— What to produce —
For every line in the material below that holds "DESTINOS", report the line.

— Data extract —
_____

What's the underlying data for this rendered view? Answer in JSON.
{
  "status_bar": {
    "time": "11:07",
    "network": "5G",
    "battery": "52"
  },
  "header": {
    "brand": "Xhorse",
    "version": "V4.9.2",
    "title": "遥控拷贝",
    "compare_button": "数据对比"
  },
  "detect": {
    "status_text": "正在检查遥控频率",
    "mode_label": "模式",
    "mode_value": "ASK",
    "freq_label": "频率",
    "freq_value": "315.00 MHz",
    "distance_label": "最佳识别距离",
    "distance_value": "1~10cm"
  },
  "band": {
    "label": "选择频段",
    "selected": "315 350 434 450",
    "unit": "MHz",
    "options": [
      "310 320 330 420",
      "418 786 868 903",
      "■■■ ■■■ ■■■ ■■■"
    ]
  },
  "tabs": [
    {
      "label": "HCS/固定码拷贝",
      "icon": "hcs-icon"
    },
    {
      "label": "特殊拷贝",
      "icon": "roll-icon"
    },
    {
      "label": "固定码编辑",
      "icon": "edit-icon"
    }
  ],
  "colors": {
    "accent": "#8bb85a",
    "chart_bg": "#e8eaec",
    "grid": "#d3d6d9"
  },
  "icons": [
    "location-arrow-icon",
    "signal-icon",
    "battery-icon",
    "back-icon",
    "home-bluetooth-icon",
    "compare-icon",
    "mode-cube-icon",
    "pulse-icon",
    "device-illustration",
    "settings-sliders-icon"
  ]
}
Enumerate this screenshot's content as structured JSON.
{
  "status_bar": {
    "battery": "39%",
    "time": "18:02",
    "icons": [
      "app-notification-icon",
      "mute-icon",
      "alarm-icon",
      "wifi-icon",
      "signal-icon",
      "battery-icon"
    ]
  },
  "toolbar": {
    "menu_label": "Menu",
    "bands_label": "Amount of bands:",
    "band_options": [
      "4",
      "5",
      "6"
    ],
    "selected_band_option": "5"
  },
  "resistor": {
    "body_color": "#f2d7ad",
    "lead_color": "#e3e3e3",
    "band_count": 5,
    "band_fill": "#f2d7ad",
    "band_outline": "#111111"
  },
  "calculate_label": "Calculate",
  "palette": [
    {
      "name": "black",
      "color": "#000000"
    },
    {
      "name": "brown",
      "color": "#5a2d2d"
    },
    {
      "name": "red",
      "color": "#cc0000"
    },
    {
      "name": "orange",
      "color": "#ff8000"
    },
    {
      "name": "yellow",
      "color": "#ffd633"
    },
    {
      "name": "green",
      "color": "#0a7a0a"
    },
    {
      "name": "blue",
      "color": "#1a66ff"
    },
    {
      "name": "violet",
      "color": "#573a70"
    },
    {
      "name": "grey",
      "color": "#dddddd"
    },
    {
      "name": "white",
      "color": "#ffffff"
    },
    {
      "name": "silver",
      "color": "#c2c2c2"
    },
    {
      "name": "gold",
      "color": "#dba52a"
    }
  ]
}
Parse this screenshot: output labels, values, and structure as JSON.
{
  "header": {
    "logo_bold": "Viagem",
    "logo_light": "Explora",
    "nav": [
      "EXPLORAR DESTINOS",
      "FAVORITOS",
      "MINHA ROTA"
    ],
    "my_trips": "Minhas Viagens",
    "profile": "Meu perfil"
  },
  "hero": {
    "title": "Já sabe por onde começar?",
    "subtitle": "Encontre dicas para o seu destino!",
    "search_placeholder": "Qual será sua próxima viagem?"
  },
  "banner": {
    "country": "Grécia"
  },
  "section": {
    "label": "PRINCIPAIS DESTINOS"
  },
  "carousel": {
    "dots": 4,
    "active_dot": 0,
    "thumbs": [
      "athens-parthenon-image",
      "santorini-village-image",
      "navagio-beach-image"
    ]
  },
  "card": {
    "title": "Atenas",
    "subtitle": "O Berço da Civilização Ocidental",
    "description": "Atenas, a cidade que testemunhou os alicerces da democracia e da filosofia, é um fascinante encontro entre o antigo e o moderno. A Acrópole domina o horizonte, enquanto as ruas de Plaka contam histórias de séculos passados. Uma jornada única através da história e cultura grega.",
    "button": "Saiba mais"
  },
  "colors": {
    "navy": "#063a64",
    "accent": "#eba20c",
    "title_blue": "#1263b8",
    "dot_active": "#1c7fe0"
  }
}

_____

— Output —
      "EXPLORAR DESTINOS",
    "label": "PRINCIPAIS DESTINOS"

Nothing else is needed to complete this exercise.